The film is particularly powerful because of the range of individuals chosen to be interviewed for the film — many of whom professionally supported the Bush administration in the early days of the war. Diplomat Barbara Bodine, Major General Paul Eaton of the U.S. Army and Lieutenant General Jay Garner, former head of the Organization and Recovery of Humanitarian Assistance in Iraq were among the analysts and policymakers first involved in the hasty and unprepared invasion of Iraq. These individuals also observed the miserable unfolding of L. Paul Bremer III’s foolish and destructive policies — which, the film posits, were horribly misconceived policies that would shape the chaos in Iraq — following the capturing of Baghdad. “De-Ba’thafication” and the disbandment of the Iraqi military number among Bremmer’s harmful and presumptuous actions upon first taking domestic control in Iraq.

What emerges from the diverse selection of personal testimony regarding involvement in the War in Iraq is an overwhelming sense of the arrogance, ineptitude and inexperience of the engineers of this costly and misguided war. Infantilizing the Iraqi people and dismissing their participation in the rebuilding process has created the discontent and chaos that looms in Baghdad today. Ferguson repetitively notes how nearly every head or director was egregiously unqualified; the average head did not speak Arabic, had no previous military experience, nor any experience with post-war nation recovery.

As the title connotes, No End in Sight details the insufferable reality of the war in Iraq.

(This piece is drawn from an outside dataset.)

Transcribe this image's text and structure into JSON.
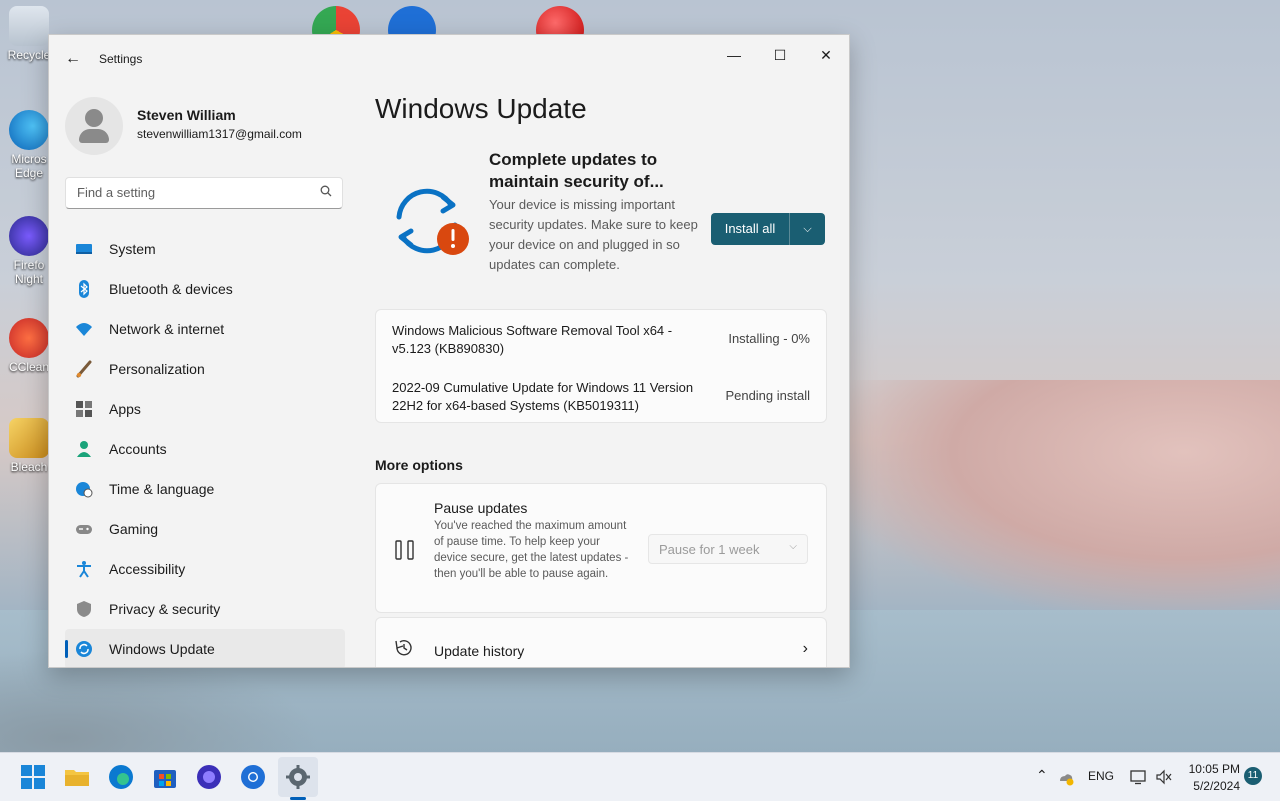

It is an essential and relevant documentary that conjures anger, shame, paralysis and hopelessness.